##### DATA LISTING
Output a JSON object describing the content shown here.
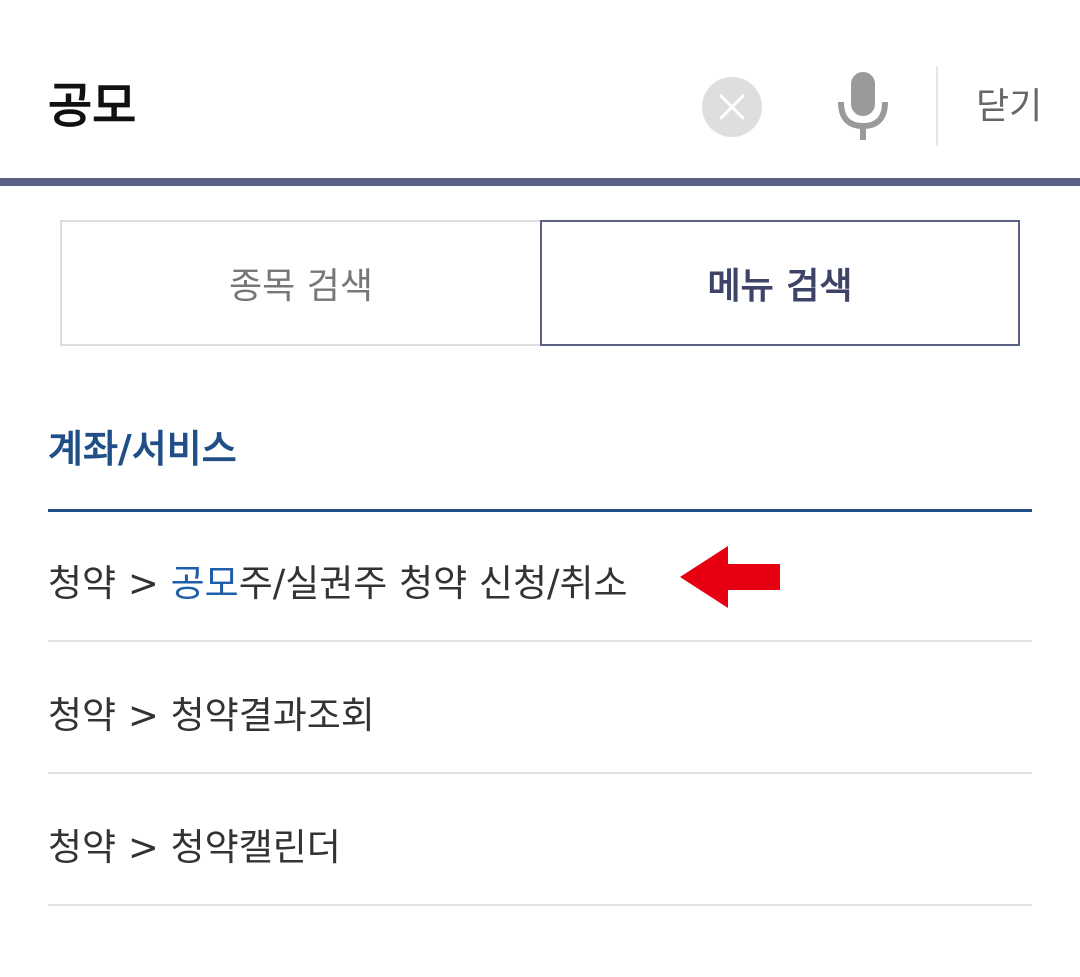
{
  "search": {
    "query": "공모",
    "close_label": "닫기",
    "clear_icon": "clear-circle-x-icon",
    "mic_icon": "microphone-icon"
  },
  "tabs": [
    {
      "label": "종목 검색",
      "active": false
    },
    {
      "label": "메뉴 검색",
      "active": true
    }
  ],
  "section": {
    "title": "계좌/서비스"
  },
  "results": [
    {
      "prefix": "청약 > ",
      "highlight": "공모",
      "rest": "주/실권주 청약 신청/취소"
    },
    {
      "prefix": "청약 > ",
      "highlight": "",
      "rest": "청약결과조회"
    },
    {
      "prefix": "청약 > ",
      "highlight": "",
      "rest": "청약캘린더"
    }
  ],
  "annotation": {
    "icon": "left-arrow-icon",
    "color": "#e60012"
  },
  "colors": {
    "accent": "#5b6184",
    "section": "#1f4f86",
    "highlight": "#1f5ea8"
  }
}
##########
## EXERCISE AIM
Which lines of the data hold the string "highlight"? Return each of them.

## RESULT
      "highlight": "공모",
      "highlight": "",
      "highlight": "",
    "highlight": "#1f5ea8"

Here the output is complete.